(Provided records)

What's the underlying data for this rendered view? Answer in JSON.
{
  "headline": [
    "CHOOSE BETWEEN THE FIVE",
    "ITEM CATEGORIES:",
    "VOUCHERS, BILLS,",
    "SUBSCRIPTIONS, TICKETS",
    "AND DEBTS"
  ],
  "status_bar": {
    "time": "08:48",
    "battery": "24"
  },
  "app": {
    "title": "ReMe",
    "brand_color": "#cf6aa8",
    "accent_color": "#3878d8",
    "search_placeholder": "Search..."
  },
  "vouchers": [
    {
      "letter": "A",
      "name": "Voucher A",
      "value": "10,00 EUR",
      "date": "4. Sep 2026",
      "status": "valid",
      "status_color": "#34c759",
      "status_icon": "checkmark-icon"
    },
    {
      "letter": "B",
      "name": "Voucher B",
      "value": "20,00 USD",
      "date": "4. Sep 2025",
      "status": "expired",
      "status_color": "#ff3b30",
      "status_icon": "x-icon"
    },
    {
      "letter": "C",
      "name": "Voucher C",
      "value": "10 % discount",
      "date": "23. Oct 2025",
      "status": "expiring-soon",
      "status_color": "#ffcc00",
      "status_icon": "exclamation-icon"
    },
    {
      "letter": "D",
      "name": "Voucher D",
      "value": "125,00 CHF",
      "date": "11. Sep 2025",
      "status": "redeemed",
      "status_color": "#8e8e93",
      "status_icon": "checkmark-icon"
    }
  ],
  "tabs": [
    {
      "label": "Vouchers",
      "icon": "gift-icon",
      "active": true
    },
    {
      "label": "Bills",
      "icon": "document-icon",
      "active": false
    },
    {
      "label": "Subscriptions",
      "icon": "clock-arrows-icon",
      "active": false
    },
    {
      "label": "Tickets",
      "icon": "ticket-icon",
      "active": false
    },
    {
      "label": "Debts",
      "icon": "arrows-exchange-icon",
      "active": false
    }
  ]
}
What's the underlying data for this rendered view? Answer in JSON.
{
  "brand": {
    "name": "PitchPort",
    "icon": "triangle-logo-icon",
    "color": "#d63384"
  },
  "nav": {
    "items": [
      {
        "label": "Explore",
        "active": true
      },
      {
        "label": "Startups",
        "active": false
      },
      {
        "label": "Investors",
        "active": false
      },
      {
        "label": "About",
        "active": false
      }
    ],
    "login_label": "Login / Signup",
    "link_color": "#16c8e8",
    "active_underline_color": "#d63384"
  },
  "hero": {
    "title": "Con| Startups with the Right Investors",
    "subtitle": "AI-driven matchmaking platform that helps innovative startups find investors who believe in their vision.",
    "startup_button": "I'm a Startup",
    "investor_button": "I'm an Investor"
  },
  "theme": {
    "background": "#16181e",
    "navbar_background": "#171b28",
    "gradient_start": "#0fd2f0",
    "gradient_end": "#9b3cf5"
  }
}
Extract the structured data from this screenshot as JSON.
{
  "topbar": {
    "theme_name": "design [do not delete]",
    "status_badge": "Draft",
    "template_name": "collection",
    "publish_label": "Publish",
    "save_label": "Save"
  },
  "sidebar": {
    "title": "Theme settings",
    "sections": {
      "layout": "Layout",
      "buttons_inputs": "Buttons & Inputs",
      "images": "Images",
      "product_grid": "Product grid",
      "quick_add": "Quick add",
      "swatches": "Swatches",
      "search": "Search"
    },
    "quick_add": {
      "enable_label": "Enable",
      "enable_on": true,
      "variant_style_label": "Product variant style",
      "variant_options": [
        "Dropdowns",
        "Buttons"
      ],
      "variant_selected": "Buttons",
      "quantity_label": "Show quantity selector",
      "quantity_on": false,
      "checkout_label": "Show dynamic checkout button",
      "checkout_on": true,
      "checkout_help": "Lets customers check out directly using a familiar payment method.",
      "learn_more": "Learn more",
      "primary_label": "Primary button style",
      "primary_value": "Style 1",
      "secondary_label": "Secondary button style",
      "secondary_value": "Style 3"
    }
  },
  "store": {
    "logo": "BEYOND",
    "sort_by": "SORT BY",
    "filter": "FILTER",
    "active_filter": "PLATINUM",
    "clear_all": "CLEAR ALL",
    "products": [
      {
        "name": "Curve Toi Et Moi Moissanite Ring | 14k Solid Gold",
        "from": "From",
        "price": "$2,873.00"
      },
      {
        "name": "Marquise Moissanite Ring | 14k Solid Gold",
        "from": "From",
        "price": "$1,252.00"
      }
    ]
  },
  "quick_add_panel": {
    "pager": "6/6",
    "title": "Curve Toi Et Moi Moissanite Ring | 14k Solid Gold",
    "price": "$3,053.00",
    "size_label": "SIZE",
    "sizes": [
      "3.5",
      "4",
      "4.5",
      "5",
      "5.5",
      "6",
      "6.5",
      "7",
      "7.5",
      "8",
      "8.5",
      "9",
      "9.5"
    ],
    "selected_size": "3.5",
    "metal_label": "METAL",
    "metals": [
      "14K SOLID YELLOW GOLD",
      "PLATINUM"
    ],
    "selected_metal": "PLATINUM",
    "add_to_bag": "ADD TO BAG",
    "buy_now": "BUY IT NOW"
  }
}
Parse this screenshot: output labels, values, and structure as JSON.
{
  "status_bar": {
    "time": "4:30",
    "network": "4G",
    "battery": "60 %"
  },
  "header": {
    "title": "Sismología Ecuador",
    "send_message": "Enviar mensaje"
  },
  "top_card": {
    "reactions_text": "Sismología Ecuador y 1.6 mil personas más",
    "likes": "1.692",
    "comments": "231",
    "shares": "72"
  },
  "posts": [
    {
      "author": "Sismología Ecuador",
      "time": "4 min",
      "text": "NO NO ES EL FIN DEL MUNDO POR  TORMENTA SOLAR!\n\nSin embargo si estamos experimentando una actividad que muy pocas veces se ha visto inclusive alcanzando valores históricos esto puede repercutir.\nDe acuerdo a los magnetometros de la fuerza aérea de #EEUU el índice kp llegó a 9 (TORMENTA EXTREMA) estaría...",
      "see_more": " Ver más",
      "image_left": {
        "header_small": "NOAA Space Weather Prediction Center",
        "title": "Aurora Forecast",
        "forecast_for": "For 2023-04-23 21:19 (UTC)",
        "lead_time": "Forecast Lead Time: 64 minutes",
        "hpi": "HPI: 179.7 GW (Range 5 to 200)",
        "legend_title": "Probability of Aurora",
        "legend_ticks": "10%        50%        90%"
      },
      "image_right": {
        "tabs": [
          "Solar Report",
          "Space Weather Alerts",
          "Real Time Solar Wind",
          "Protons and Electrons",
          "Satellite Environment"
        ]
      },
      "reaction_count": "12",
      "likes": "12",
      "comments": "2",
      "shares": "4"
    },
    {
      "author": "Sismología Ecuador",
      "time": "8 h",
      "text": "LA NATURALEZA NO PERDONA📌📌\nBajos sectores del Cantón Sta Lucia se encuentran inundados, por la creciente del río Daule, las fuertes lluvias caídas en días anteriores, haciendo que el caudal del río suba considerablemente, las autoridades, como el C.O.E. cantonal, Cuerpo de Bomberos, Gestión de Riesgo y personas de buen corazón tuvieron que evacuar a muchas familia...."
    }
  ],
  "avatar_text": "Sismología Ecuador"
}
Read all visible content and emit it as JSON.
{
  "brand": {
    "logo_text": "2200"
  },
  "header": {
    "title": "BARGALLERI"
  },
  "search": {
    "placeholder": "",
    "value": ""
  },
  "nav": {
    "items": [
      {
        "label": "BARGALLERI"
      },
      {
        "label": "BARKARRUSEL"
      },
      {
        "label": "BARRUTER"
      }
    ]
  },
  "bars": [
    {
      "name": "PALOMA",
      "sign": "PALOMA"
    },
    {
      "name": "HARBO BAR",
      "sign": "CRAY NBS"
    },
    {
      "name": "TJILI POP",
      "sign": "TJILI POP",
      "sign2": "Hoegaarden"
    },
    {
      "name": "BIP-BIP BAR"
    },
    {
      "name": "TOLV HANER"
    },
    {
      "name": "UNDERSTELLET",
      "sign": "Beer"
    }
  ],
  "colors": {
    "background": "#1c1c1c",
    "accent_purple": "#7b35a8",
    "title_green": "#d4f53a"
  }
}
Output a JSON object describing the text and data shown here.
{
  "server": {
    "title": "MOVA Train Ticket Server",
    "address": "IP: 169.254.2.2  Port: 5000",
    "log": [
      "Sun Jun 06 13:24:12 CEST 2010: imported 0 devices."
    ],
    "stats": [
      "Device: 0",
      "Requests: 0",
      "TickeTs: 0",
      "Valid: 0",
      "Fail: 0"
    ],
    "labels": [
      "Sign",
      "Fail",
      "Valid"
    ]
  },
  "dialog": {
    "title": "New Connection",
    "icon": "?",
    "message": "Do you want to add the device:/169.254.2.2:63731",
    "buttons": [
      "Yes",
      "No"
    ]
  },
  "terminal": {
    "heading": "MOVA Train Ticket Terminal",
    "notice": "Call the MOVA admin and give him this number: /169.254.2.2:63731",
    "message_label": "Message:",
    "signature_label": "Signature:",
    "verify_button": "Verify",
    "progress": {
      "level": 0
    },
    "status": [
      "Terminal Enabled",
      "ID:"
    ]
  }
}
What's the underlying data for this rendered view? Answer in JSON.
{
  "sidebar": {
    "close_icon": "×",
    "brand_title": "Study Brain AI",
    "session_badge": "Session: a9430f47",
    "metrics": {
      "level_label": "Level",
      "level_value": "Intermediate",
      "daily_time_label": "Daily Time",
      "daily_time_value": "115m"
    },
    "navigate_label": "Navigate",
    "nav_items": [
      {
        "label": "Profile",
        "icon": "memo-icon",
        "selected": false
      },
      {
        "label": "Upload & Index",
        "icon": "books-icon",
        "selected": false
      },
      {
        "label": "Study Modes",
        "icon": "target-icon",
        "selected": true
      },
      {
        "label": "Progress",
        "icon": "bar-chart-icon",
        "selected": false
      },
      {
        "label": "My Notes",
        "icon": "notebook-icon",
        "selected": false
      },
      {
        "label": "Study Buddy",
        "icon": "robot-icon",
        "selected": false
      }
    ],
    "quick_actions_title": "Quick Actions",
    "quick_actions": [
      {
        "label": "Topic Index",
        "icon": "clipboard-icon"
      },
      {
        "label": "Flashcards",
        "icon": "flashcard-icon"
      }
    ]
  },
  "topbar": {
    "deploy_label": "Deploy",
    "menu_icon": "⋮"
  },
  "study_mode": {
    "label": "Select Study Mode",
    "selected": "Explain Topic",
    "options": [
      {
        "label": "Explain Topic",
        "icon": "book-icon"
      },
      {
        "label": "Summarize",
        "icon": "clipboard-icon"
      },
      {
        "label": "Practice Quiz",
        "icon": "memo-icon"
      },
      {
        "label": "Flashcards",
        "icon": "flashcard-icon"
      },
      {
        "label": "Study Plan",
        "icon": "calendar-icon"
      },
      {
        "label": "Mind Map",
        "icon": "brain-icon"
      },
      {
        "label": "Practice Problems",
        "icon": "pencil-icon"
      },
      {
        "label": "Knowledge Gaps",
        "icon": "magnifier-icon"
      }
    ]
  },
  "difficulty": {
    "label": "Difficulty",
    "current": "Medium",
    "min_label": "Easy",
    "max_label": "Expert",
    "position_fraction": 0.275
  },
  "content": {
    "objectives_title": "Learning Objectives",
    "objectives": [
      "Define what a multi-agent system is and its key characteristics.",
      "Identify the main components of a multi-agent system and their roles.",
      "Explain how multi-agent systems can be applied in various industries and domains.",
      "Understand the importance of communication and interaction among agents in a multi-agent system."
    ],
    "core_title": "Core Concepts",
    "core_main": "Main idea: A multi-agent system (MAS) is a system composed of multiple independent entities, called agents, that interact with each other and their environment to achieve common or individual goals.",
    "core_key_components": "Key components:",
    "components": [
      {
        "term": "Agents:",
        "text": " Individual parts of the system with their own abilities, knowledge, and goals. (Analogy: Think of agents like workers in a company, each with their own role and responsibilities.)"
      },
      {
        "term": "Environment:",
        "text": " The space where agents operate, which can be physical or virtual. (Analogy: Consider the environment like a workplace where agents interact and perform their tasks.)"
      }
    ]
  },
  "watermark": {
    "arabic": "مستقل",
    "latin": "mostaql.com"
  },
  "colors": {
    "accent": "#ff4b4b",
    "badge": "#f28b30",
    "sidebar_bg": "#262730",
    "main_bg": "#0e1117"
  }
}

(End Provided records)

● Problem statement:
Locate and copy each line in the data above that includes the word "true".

● Output of the task:
      "active": true
        "active": true
      "enable_on": true,
      "checkout_on": true,
        "selected": true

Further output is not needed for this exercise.